(Your task): Only lines holding "Wake" are wanted; copy each of them from the records below.

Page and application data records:
:::::

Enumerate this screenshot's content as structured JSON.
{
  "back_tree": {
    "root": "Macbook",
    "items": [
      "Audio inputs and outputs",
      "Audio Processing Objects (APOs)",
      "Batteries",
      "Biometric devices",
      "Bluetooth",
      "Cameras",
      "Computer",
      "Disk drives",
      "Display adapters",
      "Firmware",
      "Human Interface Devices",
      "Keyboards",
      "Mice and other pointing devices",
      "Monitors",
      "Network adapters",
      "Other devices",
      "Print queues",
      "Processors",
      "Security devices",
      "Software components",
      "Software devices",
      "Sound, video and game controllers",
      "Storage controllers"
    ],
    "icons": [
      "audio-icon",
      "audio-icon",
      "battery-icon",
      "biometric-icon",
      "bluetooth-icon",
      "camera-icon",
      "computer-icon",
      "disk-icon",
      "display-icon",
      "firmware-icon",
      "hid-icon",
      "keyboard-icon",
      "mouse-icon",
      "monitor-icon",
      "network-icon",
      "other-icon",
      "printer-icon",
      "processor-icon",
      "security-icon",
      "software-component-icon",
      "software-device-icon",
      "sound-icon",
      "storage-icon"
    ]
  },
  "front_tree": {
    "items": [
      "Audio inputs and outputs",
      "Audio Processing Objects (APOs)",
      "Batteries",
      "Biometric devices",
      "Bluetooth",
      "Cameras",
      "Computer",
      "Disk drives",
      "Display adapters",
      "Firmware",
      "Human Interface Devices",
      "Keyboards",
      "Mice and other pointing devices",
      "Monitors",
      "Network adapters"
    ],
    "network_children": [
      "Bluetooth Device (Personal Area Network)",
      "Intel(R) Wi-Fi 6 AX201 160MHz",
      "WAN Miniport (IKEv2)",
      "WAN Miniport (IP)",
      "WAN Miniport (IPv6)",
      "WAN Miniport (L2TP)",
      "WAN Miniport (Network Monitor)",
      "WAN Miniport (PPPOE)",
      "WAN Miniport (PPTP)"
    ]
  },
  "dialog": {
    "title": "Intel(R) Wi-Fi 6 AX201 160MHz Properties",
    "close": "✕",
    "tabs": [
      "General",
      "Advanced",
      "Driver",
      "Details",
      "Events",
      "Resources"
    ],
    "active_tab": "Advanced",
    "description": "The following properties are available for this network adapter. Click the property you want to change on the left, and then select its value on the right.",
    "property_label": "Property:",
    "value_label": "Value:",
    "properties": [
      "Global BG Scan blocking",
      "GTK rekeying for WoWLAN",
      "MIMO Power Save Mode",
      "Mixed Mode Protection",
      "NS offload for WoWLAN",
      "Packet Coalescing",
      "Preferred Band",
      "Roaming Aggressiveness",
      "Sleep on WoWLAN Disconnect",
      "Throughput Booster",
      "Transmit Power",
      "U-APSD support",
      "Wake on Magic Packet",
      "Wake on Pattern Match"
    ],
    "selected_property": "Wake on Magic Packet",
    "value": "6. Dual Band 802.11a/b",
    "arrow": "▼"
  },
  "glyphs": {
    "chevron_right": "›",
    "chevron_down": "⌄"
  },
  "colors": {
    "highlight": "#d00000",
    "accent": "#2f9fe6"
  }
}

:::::

(Answer box):
      "Wake on Magic Packet",
      "Wake on Pattern Match"
    "selected_property": "Wake on Magic Packet",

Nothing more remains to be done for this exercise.